▸ ASSIGNMENT: Search the entries for the word "Orders". Copy every line that holds it.

▸ RECORDS SUPPLIED:
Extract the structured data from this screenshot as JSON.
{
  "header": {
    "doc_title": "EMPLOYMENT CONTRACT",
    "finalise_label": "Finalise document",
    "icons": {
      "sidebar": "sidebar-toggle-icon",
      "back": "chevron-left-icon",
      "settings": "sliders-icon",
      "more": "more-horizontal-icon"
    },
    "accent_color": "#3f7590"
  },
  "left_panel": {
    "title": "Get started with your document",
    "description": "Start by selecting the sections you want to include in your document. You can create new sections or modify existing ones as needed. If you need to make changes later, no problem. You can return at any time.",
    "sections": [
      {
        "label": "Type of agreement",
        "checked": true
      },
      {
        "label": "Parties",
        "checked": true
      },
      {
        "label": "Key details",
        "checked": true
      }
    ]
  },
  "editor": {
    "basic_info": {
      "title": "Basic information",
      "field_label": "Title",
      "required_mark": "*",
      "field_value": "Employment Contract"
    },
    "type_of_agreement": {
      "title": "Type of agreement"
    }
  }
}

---

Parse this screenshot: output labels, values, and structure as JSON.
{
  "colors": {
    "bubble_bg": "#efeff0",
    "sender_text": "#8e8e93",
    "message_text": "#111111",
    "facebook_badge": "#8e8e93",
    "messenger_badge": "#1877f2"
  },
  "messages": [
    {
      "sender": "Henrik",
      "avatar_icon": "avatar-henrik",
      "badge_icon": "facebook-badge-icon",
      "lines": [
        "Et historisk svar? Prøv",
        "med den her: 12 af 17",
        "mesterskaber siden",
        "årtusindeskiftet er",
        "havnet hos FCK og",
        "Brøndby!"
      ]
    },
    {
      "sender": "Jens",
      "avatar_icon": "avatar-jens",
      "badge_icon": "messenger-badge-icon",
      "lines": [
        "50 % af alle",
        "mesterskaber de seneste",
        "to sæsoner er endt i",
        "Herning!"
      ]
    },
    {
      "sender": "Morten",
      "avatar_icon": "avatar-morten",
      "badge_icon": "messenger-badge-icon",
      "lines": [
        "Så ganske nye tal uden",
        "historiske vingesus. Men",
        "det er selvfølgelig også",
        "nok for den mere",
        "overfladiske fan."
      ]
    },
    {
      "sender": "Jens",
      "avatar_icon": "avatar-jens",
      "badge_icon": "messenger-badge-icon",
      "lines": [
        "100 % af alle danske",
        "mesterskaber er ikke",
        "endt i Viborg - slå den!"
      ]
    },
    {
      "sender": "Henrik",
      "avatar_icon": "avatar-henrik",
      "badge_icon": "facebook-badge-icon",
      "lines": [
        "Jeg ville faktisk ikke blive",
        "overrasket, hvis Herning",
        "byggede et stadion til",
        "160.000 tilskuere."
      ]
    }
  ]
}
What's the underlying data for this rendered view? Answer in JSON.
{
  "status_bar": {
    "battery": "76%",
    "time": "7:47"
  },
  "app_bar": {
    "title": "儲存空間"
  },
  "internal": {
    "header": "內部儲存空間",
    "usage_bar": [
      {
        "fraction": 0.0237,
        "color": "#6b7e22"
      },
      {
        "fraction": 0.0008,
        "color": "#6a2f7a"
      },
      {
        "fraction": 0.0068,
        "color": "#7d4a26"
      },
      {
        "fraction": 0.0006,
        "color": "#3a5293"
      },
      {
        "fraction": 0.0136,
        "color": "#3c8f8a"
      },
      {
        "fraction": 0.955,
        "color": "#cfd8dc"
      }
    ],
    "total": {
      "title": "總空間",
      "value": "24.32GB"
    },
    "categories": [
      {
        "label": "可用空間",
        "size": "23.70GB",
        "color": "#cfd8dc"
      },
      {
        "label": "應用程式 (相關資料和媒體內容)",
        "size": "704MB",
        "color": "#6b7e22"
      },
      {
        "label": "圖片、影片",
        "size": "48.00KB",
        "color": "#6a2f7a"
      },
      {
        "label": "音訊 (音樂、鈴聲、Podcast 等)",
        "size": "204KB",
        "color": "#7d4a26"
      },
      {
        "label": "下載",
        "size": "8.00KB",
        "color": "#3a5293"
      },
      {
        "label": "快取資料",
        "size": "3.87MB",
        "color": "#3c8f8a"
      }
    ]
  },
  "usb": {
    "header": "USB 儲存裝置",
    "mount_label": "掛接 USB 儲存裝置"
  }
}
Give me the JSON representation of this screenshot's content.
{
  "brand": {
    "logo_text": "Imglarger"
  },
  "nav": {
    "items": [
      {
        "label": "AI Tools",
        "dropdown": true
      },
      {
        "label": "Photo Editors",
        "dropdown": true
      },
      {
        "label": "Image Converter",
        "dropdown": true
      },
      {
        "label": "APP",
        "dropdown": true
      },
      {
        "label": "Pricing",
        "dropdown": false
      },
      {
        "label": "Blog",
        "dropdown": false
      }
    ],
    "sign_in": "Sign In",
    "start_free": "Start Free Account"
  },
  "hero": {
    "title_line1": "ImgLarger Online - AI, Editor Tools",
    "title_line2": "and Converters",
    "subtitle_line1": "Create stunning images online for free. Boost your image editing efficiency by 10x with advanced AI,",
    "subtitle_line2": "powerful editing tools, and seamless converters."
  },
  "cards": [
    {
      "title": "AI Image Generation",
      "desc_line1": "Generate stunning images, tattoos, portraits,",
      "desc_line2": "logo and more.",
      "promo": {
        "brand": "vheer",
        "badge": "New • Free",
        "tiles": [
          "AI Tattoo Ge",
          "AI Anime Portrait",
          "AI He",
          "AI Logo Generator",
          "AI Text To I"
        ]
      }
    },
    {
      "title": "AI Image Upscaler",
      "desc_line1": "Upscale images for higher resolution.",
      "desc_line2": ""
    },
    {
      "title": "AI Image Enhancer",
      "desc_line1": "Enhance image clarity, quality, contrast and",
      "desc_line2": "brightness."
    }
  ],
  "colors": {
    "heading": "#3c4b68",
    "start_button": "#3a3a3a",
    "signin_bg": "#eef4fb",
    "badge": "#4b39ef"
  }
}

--

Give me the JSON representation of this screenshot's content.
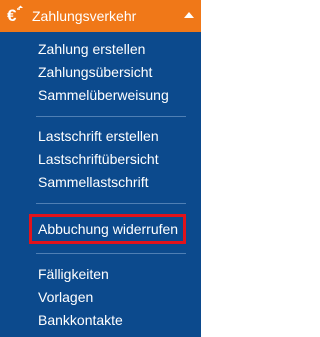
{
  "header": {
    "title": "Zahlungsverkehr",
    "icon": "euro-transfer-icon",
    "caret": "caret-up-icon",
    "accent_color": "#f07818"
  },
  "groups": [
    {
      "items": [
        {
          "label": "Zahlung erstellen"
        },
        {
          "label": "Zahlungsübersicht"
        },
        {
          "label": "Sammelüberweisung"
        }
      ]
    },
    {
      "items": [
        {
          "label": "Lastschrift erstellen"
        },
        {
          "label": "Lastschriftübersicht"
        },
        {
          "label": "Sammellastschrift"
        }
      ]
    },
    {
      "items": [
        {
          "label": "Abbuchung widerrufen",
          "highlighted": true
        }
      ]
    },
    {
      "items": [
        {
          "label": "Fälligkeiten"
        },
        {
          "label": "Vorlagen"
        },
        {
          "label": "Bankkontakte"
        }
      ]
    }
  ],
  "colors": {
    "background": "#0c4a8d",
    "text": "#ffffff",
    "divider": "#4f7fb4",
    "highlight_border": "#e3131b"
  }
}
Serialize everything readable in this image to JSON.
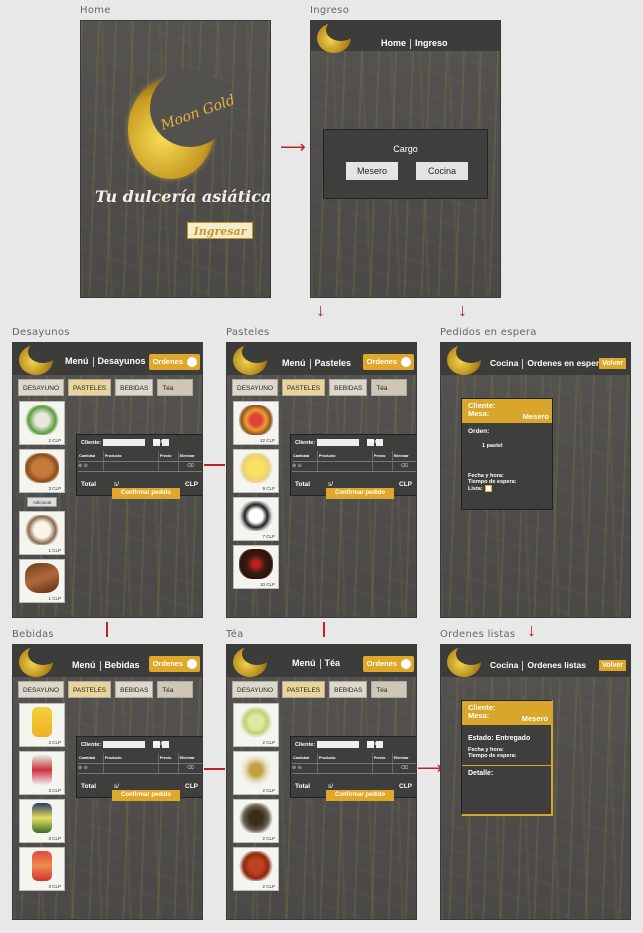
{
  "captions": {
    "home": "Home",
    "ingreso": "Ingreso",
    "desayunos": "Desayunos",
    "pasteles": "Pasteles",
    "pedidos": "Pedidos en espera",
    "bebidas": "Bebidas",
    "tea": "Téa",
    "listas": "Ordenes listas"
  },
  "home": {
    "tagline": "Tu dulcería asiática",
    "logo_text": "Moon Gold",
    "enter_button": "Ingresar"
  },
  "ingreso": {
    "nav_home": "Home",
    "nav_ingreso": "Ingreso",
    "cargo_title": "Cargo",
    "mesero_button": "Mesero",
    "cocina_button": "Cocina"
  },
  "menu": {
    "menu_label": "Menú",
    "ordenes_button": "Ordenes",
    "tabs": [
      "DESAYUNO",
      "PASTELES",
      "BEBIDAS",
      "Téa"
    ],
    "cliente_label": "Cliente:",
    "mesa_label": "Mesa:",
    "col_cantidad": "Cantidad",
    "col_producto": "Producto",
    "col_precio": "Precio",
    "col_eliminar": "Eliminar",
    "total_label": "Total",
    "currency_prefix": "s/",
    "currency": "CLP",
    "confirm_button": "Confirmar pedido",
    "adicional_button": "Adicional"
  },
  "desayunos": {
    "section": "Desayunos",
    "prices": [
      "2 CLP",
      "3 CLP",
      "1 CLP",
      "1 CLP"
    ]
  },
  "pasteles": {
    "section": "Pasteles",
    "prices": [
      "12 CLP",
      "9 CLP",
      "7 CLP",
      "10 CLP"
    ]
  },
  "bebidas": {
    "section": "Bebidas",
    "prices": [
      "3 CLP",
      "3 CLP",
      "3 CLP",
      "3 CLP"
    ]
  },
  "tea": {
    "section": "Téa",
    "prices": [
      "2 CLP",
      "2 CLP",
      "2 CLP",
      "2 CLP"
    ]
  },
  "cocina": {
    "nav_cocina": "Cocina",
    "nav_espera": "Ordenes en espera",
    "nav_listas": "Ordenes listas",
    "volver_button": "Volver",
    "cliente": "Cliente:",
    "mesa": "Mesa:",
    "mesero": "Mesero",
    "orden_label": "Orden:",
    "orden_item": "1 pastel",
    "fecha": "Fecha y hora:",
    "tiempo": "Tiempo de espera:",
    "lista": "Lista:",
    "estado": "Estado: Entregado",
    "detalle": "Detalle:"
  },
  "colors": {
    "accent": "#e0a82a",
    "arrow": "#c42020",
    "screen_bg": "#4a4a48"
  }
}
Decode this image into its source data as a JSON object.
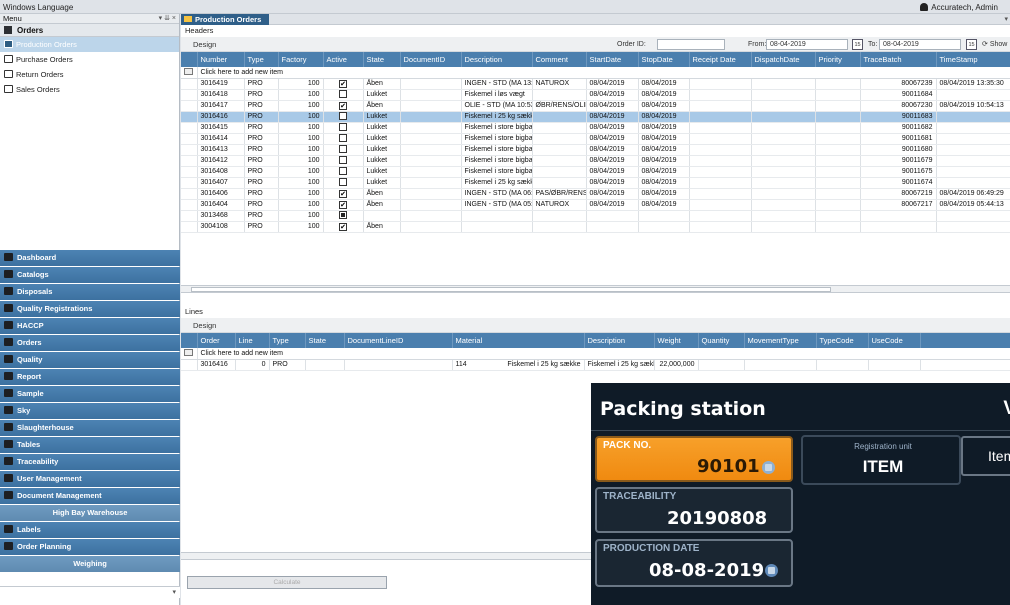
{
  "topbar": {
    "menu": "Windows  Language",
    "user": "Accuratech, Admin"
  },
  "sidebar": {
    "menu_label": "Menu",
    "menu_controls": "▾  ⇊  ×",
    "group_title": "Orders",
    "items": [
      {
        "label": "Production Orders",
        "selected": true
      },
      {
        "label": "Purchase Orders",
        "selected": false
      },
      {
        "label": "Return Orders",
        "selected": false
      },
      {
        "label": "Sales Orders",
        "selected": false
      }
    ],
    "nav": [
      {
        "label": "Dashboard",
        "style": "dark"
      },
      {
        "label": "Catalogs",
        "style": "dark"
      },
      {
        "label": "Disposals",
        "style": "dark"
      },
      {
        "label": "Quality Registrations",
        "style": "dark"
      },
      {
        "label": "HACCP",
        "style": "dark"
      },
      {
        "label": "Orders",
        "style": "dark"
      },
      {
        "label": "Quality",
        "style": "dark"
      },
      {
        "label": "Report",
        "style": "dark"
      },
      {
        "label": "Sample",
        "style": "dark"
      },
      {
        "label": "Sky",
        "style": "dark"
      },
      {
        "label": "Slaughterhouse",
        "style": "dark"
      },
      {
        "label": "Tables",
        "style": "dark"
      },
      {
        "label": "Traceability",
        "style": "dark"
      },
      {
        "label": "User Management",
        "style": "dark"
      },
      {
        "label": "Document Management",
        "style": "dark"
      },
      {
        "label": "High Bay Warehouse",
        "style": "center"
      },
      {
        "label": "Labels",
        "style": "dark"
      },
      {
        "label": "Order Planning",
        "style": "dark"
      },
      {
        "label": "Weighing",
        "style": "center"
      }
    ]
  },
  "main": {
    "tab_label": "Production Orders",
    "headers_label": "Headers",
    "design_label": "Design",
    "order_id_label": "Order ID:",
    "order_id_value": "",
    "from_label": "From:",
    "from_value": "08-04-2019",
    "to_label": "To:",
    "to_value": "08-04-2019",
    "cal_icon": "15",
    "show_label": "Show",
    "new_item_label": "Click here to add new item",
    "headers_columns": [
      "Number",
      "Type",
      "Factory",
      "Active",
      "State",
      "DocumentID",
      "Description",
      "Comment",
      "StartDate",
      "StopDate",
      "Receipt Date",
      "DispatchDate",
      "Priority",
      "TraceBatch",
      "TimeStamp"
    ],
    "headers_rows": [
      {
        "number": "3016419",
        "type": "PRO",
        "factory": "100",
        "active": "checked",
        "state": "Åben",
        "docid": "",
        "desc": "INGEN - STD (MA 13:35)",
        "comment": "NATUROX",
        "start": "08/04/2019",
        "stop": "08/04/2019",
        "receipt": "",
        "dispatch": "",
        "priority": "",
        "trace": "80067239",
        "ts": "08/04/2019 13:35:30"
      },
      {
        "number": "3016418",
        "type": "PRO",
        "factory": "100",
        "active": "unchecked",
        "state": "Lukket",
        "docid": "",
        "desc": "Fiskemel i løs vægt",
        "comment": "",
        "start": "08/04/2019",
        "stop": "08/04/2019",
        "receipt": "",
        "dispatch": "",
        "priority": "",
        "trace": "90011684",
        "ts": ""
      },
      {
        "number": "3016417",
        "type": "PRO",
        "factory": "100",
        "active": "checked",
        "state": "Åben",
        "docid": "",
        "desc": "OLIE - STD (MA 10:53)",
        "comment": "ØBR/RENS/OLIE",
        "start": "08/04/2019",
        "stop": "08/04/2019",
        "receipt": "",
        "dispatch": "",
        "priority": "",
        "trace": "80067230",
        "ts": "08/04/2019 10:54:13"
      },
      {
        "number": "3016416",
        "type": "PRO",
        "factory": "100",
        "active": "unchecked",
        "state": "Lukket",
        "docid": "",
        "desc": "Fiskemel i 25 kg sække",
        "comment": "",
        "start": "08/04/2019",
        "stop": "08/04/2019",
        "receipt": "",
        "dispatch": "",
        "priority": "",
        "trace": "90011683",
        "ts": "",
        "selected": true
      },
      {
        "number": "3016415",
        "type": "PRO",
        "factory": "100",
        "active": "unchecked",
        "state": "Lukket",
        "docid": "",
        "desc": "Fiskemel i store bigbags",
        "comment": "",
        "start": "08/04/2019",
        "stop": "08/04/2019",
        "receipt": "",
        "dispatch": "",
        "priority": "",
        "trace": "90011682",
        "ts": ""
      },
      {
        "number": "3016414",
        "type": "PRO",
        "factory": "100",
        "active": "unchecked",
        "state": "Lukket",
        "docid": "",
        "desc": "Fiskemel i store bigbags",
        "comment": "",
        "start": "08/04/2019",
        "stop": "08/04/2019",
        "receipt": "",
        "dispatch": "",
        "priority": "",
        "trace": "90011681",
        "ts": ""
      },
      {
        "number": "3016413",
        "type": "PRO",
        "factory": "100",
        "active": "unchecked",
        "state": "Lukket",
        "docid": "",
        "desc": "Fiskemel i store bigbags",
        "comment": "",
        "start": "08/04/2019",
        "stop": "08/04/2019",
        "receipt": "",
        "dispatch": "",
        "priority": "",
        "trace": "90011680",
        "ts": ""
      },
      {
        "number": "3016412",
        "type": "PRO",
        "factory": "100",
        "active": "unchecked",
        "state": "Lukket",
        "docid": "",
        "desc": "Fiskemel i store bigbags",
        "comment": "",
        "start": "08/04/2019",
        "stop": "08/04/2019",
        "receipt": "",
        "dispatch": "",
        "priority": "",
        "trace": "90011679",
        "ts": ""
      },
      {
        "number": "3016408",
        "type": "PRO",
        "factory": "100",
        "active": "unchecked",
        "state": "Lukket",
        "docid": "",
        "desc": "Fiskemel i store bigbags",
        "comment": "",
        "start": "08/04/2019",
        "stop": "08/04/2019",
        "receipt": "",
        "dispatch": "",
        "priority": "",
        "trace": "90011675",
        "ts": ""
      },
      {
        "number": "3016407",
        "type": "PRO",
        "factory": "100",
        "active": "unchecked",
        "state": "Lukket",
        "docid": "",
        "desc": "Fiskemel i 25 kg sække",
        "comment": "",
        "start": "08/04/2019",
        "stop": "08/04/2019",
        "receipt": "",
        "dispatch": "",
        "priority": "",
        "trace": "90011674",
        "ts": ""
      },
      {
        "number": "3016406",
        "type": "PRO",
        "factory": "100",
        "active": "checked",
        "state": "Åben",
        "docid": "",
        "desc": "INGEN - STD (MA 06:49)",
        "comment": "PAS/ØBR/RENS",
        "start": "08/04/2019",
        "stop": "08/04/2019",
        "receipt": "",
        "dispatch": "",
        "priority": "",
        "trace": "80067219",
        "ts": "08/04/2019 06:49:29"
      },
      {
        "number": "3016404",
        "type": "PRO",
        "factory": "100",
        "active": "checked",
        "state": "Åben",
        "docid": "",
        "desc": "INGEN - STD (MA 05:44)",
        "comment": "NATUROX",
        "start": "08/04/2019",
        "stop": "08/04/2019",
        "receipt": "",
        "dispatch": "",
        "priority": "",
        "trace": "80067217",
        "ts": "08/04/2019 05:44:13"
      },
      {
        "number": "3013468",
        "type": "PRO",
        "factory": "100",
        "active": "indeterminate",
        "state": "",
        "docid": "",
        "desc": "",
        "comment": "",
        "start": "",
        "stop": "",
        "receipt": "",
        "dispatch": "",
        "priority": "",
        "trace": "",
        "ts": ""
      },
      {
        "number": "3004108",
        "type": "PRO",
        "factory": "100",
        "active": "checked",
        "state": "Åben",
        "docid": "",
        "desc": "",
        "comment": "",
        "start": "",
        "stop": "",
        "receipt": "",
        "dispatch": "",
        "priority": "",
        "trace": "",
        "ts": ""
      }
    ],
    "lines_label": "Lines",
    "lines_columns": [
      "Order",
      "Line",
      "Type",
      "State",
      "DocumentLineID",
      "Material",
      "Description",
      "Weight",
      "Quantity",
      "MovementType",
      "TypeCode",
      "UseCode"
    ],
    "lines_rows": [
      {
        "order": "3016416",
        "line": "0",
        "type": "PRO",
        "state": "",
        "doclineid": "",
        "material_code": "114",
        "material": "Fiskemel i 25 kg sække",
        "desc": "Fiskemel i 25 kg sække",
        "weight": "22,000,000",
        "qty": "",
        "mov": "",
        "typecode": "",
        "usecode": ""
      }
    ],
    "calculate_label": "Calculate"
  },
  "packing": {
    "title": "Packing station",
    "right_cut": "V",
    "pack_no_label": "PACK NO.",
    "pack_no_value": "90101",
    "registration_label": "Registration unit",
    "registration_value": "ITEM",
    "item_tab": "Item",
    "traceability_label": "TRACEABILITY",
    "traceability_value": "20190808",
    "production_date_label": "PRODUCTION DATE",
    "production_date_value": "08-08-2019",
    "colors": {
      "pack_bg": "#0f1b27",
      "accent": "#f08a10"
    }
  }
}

▸ RESULT BELOW:
    "group_title": "Orders",
        "label": "Production Orders",
        "label": "Purchase Orders",
        "label": "Return Orders",
        "label": "Sales Orders",
        "label": "Orders",
    "tab_label": "Production Orders",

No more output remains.